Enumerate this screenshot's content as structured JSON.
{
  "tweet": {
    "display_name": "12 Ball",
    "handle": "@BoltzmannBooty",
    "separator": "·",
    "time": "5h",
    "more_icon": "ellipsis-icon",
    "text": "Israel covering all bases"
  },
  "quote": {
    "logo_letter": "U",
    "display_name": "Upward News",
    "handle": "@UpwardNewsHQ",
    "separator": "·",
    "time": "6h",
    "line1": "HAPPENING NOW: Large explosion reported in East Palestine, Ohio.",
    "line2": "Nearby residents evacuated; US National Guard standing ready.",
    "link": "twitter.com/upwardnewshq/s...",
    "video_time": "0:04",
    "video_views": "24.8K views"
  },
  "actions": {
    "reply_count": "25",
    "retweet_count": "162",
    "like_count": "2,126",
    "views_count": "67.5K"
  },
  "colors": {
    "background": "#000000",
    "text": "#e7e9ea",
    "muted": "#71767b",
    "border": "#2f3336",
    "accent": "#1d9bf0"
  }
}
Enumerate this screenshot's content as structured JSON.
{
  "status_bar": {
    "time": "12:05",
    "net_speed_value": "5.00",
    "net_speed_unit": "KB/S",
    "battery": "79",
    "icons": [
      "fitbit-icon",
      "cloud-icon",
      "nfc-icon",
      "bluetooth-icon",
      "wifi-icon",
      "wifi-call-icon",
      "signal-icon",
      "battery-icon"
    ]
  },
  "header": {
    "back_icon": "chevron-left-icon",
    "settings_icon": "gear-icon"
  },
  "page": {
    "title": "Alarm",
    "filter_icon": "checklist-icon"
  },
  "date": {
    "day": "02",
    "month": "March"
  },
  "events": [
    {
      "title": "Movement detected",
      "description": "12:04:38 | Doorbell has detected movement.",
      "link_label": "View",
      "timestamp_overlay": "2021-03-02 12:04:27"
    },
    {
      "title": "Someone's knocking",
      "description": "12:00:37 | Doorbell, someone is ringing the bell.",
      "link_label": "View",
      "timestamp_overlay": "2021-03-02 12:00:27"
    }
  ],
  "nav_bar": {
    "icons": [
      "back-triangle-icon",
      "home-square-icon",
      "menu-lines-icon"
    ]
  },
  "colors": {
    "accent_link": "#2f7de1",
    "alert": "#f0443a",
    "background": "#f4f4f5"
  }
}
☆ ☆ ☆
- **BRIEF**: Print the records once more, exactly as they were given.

- **REPLY**:
Enumerate this screenshot's content as structured JSON.
{
  "tweet": {
    "display_name": "12 Ball",
    "handle": "@BoltzmannBooty",
    "separator": "·",
    "time": "5h",
    "more_icon": "ellipsis-icon",
    "text": "Israel covering all bases"
  },
  "quote": {
    "logo_letter": "U",
    "display_name": "Upward News",
    "handle": "@UpwardNewsHQ",
    "separator": "·",
    "time": "6h",
    "line1": "HAPPENING NOW: Large explosion reported in East Palestine, Ohio.",
    "line2": "Nearby residents evacuated; US National Guard standing ready.",
    "link": "twitter.com/upwardnewshq/s...",
    "video_time": "0:04",
    "video_views": "24.8K views"
  },
  "actions": {
    "reply_count": "25",
    "retweet_count": "162",
    "like_count": "2,126",
    "views_count": "67.5K"
  },
  "colors": {
    "background": "#000000",
    "text": "#e7e9ea",
    "muted": "#71767b",
    "border": "#2f3336",
    "accent": "#1d9bf0"
  }
}
Enumerate this screenshot's content as structured JSON.
{
  "status_bar": {
    "time": "12:05",
    "net_speed_value": "5.00",
    "net_speed_unit": "KB/S",
    "battery": "79",
    "icons": [
      "fitbit-icon",
      "cloud-icon",
      "nfc-icon",
      "bluetooth-icon",
      "wifi-icon",
      "wifi-call-icon",
      "signal-icon",
      "battery-icon"
    ]
  },
  "header": {
    "back_icon": "chevron-left-icon",
    "settings_icon": "gear-icon"
  },
  "page": {
    "title": "Alarm",
    "filter_icon": "checklist-icon"
  },
  "date": {
    "day": "02",
    "month": "March"
  },
  "events": [
    {
      "title": "Movement detected",
      "description": "12:04:38 | Doorbell has detected movement.",
      "link_label": "View",
      "timestamp_overlay": "2021-03-02 12:04:27"
    },
    {
      "title": "Someone's knocking",
      "description": "12:00:37 | Doorbell, someone is ringing the bell.",
      "link_label": "View",
      "timestamp_overlay": "2021-03-02 12:00:27"
    }
  ],
  "nav_bar": {
    "icons": [
      "back-triangle-icon",
      "home-square-icon",
      "menu-lines-icon"
    ]
  },
  "colors": {
    "accent_link": "#2f7de1",
    "alert": "#f0443a",
    "background": "#f4f4f5"
  }
}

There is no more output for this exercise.